CURRENT DESIGN RECOMMENDATIONS
The Town of Watertown is in the process of refining the design of the Mount Auburn Street corridor. The project team is analyzing segments of the corridor based on their different transportation needs, varying land use and unique character.
The project team is continuing to analyze alternatives for each segment of the corridor based on public comments and coordination with the City of Cambridge and the MBTA. At the November 20, 2017 presentation to the Watertown Town Council Public Works Committee, the project team presented the below recommendations for the corridor.
West of Common Street
Traffic volumes require maintaining four lanes of travel (two lanes in each direction). There are no proposed changes to the existing roadway configuration at this time.
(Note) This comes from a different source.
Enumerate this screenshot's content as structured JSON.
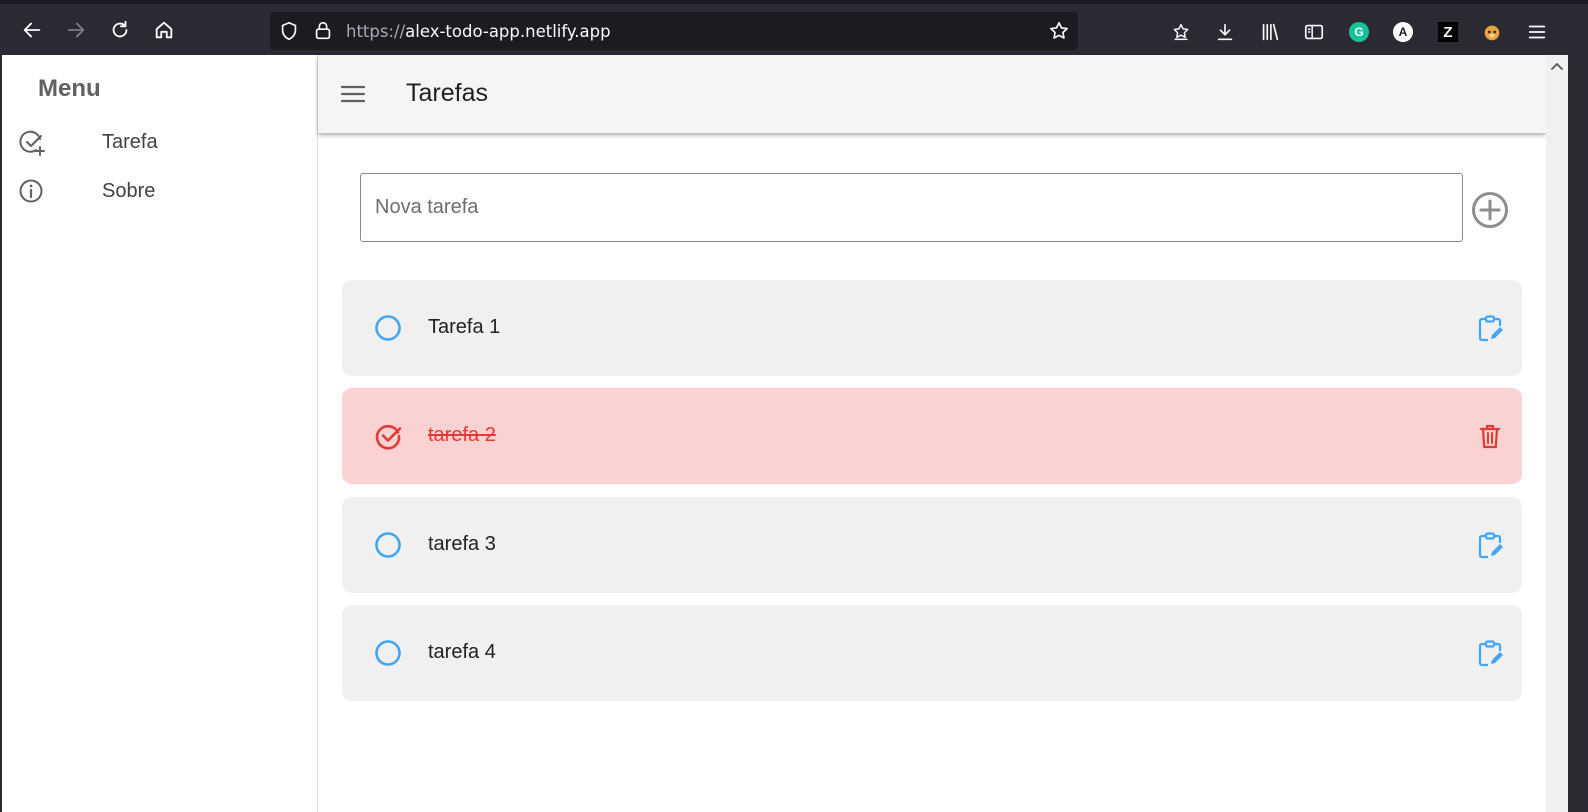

Common Street to Dexter Avenue
Traffic volumes allow for the road diet, or one travel lane in each direction. There is space available for left turn pockets at a majority of the intersecting side streets.
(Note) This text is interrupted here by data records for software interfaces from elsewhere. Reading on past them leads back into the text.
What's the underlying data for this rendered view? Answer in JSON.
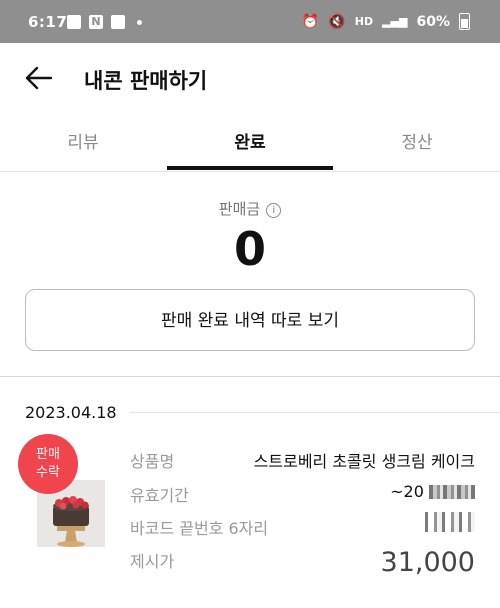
{
  "status_bar": {
    "time": "6:17",
    "network": "HD",
    "battery": "60%",
    "icons": [
      "gallery-icon",
      "naver-icon",
      "store-icon",
      "alarm-icon",
      "mute-icon",
      "wifi-icon",
      "signal-icon"
    ]
  },
  "header": {
    "title": "내콘 판매하기",
    "back_icon": "arrow-left-icon"
  },
  "tabs": [
    {
      "label": "리뷰",
      "active": false
    },
    {
      "label": "완료",
      "active": true
    },
    {
      "label": "정산",
      "active": false
    }
  ],
  "summary": {
    "label": "판매금",
    "info_icon": "i",
    "amount": "0",
    "history_button": "판매 완료 내역 따로 보기"
  },
  "sale": {
    "date": "2023.04.18",
    "badge": [
      "판매",
      "수락"
    ],
    "rows": [
      {
        "label": "상품명",
        "value": "스트로베리 초콜릿 생크림 케이크"
      },
      {
        "label": "유효기간",
        "value": "~20"
      },
      {
        "label": "바코드 끝번호 6자리",
        "value": ""
      },
      {
        "label": "제시가",
        "value": "31,000"
      }
    ]
  },
  "colors": {
    "status_bar": "#8f8f8f",
    "badge": "#f0454d",
    "tab_indicator": "#111111"
  }
}
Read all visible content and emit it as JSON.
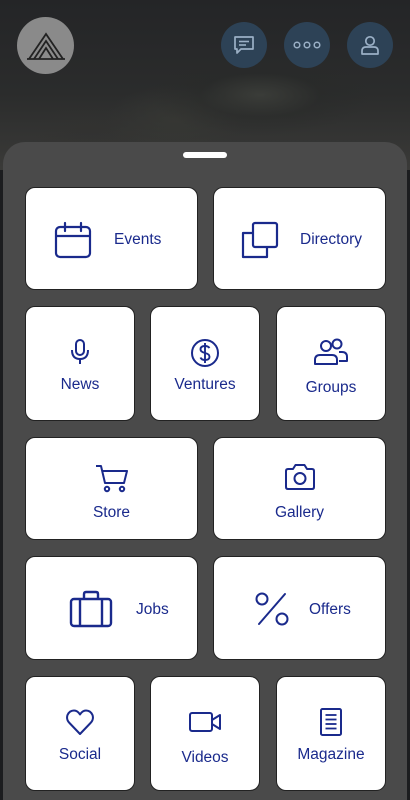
{
  "header": {
    "logo_icon": "mountain-arch-logo",
    "buttons": [
      {
        "name": "chat",
        "icon": "chat-icon"
      },
      {
        "name": "more",
        "icon": "more-horizontal-icon"
      },
      {
        "name": "profile",
        "icon": "user-icon"
      }
    ]
  },
  "colors": {
    "accent": "#1a2a8c",
    "sheet_bg": "#4a4a4a",
    "top_button_bg": "#2d4256"
  },
  "menu": {
    "events": {
      "label": "Events",
      "icon": "calendar-icon"
    },
    "directory": {
      "label": "Directory",
      "icon": "copy-icon"
    },
    "news": {
      "label": "News",
      "icon": "microphone-icon"
    },
    "ventures": {
      "label": "Ventures",
      "icon": "dollar-circle-icon"
    },
    "groups": {
      "label": "Groups",
      "icon": "users-icon"
    },
    "store": {
      "label": "Store",
      "icon": "cart-icon"
    },
    "gallery": {
      "label": "Gallery",
      "icon": "camera-icon"
    },
    "jobs": {
      "label": "Jobs",
      "icon": "briefcase-icon"
    },
    "offers": {
      "label": "Offers",
      "icon": "percent-icon"
    },
    "social": {
      "label": "Social",
      "icon": "heart-icon"
    },
    "videos": {
      "label": "Videos",
      "icon": "video-camera-icon"
    },
    "magazine": {
      "label": "Magazine",
      "icon": "document-icon"
    }
  }
}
On the north side of Mount Auburn Street (to Watertown Sq.), a buffered bike lane along the curb (with a 3-foot painted buffer) is proposed. Flexible posts can be considered in the future.
On the south side of Mount Auburn Street (to Cambridge), a buffered bike lane between the travel lane and the parking lane (with a 2-foot painted buffer on each side) is proposed.
Coolidge Square (Dexter Avenue to Arlington Street)
The design of this segment is in progress. An open house will be held in January 2018 to discuss the unique features and challenges in this corridor, including additional parking demands, limited business district designation, a need for loading/delivery areas, and pedestrian activity.
Arlington Street to Cambridge city line
A separated bike lane in each direction is not feasible based on the project team's analysis. The project team is investigating a combination of separated/buffered options in this segment.
At signalized intersections, bike boxes, striping and additional signage will help increase drivers' visibility of bicyclists. Similarly, pavement markings will be installed to call attention to bicyclists in the road at unsignalized intersections.
The plans will continue to change as the design advances. Selected, preliminary intersection plans can be found in the presentation from the December 8, 2016 public meeting. Additional intersection plans can be found in the December 2016 Roll Plan. However, these plans do not reflect the recommendations outlined above and will be updated as the 25% Design process continues. Additional conceptual design plans and supporting materials can be found on the Documents page.